TASK OBJECTIVE:
In the listing below, locate the lines bearing the word "color". Copy every one of them.

DATA FOR THIS TASK:
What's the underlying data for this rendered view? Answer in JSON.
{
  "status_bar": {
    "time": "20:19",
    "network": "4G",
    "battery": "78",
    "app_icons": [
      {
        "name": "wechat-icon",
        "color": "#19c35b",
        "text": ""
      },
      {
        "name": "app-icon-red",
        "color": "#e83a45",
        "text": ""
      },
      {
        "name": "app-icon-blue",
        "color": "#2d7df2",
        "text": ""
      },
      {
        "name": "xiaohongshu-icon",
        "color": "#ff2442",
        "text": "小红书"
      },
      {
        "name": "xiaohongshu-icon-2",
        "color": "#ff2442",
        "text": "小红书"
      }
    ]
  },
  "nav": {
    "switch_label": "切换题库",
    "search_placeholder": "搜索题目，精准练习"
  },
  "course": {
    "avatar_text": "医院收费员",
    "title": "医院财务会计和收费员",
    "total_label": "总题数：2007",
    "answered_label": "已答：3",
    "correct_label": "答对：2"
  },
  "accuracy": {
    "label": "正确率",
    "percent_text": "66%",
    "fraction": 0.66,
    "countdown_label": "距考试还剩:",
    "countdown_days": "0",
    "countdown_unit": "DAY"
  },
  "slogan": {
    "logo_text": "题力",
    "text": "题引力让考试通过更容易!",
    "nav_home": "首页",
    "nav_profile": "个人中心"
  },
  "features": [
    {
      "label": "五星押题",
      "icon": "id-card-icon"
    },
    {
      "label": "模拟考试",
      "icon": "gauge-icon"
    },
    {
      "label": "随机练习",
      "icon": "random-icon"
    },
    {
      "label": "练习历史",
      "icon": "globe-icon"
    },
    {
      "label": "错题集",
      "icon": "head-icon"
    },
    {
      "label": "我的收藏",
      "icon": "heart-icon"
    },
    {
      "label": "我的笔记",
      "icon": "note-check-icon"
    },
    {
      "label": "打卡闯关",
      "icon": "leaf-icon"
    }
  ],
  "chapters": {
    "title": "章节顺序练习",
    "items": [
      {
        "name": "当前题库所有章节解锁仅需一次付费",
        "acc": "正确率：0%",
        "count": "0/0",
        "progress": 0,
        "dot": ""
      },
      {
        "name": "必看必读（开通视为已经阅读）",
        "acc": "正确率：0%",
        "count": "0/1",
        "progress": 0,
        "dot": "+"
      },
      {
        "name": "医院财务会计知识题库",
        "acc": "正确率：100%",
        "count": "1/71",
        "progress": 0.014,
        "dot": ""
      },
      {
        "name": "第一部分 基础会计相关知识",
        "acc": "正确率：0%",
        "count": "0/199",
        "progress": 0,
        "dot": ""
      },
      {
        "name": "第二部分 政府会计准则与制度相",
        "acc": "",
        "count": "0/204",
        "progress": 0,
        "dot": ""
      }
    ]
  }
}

REPLY:
        "color": "#19c35b",
        "color": "#e83a45",
        "color": "#2d7df2",
        "color": "#ff2442",
        "color": "#ff2442",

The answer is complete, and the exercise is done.